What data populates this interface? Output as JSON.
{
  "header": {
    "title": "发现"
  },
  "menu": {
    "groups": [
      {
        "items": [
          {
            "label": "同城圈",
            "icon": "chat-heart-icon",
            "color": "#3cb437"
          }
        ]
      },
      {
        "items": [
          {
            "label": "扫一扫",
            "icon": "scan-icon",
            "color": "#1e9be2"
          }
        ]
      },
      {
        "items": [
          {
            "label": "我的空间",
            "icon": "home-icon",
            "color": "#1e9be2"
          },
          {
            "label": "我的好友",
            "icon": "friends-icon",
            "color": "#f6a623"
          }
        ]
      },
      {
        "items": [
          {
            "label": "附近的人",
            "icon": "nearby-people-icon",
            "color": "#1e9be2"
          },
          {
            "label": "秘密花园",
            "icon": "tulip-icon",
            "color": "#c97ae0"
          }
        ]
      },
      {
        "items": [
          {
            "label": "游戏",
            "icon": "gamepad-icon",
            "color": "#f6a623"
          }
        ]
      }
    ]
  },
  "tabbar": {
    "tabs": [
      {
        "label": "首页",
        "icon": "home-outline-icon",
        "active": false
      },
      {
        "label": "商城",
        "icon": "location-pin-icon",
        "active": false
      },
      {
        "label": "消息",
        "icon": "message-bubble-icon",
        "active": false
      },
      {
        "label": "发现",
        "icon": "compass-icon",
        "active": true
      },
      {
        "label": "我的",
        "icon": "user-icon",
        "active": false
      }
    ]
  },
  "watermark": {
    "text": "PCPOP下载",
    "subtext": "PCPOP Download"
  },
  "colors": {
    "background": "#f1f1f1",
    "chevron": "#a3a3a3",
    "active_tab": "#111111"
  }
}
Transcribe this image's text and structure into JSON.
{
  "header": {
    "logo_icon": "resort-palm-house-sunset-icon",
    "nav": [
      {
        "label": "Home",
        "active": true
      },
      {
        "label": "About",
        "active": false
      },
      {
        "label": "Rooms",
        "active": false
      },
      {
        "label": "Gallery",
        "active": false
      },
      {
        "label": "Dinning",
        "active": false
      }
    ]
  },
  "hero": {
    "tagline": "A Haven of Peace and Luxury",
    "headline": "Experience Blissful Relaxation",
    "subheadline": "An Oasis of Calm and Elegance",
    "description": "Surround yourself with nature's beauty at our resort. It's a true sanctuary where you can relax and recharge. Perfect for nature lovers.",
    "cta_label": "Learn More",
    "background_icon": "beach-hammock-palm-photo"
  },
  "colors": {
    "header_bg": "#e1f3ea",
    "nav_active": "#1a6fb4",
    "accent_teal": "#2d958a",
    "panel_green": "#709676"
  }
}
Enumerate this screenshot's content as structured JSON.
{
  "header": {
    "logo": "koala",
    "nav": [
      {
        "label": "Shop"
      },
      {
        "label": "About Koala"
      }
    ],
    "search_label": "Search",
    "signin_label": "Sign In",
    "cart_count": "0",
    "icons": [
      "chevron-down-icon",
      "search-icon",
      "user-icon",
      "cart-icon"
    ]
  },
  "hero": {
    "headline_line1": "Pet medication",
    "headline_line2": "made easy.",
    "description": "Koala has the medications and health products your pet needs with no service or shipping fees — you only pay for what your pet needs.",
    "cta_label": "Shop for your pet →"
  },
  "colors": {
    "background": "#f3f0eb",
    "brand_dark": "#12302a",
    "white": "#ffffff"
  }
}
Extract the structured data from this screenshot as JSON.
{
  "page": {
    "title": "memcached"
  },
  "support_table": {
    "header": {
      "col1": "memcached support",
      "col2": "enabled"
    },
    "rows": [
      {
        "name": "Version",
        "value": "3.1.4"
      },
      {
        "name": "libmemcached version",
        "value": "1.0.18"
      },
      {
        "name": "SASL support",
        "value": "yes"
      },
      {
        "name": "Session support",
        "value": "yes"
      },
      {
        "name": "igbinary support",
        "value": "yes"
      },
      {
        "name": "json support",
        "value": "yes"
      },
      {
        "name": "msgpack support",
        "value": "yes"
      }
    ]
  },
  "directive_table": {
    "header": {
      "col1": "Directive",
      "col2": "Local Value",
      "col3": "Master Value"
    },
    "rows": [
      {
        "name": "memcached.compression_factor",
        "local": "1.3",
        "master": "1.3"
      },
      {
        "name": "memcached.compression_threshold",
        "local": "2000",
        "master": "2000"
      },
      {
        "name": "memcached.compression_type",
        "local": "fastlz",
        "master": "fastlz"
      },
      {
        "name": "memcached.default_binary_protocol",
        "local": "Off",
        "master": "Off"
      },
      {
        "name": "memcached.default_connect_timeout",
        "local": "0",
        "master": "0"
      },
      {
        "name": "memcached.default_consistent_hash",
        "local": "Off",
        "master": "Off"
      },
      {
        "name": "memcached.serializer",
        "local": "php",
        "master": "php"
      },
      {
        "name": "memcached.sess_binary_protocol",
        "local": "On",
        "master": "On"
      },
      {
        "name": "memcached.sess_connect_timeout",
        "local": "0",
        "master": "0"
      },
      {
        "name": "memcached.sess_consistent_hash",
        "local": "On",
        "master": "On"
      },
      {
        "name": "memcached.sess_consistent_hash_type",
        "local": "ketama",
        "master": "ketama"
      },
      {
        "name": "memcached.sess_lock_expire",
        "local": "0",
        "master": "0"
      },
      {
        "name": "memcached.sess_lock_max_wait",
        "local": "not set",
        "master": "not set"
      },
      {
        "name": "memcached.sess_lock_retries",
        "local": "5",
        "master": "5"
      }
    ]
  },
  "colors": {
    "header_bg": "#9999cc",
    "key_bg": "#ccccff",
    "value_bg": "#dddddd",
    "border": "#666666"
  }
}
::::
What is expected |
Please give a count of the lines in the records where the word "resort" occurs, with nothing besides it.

Solved exercise |
2